In 1786, trading ships began making regular stops in Hawai‘i on their way to China and the Pacific Northwest. Pursuing the lucrative fur trade, vessels from Great Britain, Spain and America found Hawai‘i an ideal place to restock provisions and replenish depleted crews with fresh Hawaiian sailors. In 1791, while sailing off Kaua‘i, Boston trader James Kendrick smelled fragrant smoke wafting from a fire on land, and realized that Hawai‘i had sandalwood trees, ‘iliahi. There was an insatiable demand for the trees’ fragrant heartwood in China, where it was turned into fine furnishings and incense. Kendrick left three men on Kaua‘i to harvest the trees, ahead of his return the following year. Hawai‘i’s first major commercial enterprise was born.

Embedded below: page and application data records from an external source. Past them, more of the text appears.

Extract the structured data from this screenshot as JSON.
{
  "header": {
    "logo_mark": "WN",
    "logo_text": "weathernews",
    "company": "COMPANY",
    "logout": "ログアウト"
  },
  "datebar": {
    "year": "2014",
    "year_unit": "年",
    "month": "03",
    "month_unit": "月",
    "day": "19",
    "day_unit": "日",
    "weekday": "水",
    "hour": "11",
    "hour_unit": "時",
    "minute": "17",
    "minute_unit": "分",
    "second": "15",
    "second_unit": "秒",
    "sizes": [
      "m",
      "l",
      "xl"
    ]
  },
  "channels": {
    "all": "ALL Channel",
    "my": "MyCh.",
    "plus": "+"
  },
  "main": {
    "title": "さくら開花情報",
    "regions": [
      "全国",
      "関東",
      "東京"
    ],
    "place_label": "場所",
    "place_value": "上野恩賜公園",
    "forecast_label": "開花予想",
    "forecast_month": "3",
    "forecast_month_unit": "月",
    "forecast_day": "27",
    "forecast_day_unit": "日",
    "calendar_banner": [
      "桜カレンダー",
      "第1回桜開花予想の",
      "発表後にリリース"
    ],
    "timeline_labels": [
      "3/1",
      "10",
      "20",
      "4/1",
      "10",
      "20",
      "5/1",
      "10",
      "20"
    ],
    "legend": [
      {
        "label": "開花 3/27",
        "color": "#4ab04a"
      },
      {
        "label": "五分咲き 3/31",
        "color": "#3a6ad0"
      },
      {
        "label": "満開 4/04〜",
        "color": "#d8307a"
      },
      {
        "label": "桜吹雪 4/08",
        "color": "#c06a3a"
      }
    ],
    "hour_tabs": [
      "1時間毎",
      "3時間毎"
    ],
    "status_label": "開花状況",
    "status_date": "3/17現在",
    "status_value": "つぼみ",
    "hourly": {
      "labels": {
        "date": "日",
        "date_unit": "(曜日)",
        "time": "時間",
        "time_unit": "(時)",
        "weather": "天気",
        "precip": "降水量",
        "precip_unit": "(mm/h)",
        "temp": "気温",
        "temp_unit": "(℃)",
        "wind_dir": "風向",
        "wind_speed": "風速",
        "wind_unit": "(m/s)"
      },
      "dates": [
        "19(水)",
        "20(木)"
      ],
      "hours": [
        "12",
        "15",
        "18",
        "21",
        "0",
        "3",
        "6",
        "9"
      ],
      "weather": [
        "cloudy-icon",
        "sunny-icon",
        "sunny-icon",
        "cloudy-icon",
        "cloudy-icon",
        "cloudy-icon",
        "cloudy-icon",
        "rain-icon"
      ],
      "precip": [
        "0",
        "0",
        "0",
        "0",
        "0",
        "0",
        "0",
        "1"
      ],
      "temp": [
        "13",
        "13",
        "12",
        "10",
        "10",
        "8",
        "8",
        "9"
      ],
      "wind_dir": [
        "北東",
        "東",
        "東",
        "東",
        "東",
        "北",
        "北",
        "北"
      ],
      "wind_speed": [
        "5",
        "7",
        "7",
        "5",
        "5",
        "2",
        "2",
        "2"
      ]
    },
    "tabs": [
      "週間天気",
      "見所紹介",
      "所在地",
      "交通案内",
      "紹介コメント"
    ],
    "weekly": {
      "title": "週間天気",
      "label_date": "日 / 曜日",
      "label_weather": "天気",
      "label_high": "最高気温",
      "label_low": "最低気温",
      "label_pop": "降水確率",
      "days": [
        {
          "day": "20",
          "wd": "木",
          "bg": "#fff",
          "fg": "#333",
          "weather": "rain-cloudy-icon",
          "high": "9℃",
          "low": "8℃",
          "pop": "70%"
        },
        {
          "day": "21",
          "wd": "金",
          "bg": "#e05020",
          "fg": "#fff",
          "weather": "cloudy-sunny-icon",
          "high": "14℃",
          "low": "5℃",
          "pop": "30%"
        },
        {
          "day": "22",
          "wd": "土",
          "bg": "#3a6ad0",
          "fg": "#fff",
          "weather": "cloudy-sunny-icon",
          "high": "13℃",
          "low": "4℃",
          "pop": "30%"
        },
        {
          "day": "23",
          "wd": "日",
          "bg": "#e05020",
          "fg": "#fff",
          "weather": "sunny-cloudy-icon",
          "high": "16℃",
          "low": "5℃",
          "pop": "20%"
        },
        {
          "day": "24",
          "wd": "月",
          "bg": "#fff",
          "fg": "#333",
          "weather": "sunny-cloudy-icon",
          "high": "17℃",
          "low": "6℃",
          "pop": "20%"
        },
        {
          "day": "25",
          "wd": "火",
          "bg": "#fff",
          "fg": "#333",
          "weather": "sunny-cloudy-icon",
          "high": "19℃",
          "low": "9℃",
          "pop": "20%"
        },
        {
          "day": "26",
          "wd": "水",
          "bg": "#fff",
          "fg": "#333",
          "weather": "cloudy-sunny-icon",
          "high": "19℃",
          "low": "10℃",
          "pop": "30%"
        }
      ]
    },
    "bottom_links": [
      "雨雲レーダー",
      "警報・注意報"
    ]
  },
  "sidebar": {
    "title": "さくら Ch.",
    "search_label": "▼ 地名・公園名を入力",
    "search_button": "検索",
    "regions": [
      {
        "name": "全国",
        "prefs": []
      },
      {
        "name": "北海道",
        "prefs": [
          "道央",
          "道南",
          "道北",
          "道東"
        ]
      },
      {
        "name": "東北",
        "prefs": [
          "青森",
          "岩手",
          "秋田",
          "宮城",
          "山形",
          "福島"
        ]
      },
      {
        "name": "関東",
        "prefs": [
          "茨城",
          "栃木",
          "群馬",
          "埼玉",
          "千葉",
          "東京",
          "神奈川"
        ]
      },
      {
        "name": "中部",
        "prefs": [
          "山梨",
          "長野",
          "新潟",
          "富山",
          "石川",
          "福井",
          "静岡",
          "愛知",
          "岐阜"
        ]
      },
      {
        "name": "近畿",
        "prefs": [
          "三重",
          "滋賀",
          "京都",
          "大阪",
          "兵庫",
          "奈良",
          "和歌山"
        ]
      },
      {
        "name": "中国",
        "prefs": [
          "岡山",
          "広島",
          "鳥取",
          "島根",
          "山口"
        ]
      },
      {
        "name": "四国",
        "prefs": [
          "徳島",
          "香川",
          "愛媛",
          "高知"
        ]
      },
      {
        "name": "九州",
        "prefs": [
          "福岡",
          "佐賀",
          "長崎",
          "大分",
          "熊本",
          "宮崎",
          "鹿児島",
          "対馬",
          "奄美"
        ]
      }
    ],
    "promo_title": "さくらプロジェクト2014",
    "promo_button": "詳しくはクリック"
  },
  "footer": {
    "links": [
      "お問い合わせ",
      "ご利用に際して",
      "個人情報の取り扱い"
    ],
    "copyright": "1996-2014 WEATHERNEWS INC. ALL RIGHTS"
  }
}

Harvested sandalwood was measured in piculs of 133.3 pounds. A picul of sandalwood could collect up to $10 dollars in China at a time when $1 bought 12 pounds of beef in the islands. It became the kingdom’s currency. During an era of escalating rivalry, the ali‘i eagerly traded sandalwood for modern weapons. Kamehameha I was among the first to recognize the value of having not only weapons but foreign advisers to help negotiate trade agreements and teach weapons use. British traders Isaac Davis and John Young became two of Kamehameha’s most favored advisers. “It was through the aid of muskets and of foreigners to instruct in their use that Kamehameha was able in so short a time to bring all the islands under his rule,” says 19th-century historian Samuel Kamakau.1
Traders and explorers, beginning with Captain Cook, brought with them a host of deadly foreign diseases. On their final voyage, Cook’s crew had been sickened by a long list of infectious maladies: tuberculosis, malaria and dengue, dysentery, dropsy, pneumonia, influenza, viral hepatitis, smallpox and venereal diseases.2 While such illnesses were not uncommon among Pacific voyagers, Cook’s men – and those that followed – proceeded to infect a population that had no immunity. As trade ramped up, with ships from France, Russia, Germany and elsewhere plying Hawai‘i waters, successive epidemics of measles, influenza, diarrhea and whooping cough ravaged the population. Seventy-five years after Cook’s arrival in 1778, the number of Hawaiians plummeted from an estimated 700,000 people to just 71,019.3 According O.A. Bushnell, a microbiologist and historian, “… since 1778, infectious diseases introduced by foreigners have claimed more Hawaiian lives than all other causes of death combined.”
“In the reign of Kamehameha, from the time I was born until I was nine years old, the pestilence visited the Hawaiian Islands, and the majority of the people from Hawai‘i to Ni‘ihau died.”
— David Malo in an 1839 article entitled “On the Decrease of the Population in the Hawaiian Islands.”4
Note: Malo was born in 1793, so he would have been nine years old in 1802. Two years later, O‘ahu suffered a major epidemic that wiped out Kamehameha’s army and caused unknown deaths.
“Plenty of Hogs and fowls, together with most of the Tropical fruits in abundance; great quantities of Water, and Musk, Mellons, Sugar Cane, Bread fruit and salt was brought for sale. The price of a large Hog was from 5 to 10 spikes (nails).”
— John Boit, Jr., mate on the Columbia of Boston, under Captain Robert Gray, 17925
2Igler, David, The Great Ocean: Pacific Worlds from Captain Cook to the God Rush, Oxford University Press, Oxford, United Kingdom, 2017, p. 44.
3La Croix, Sumner, “Economic History of Hawai‘i: A Short Introduction,” Working Paper No. 02-3, University of Hawai‘i at Mānoa, Department of Economics, January 2002.
4Malo, David, “On the Decrease of the Population in the Hawaiian Islands,” Hawaiian Spectator, April 1839, p. 125.
5Morrison, S.E., “Boston Traders in Hawaiian Islands, 1789–1823,” The Washington Historical Quarterly, Vol. 12, No. 3 (July 1921), pp. 166–201.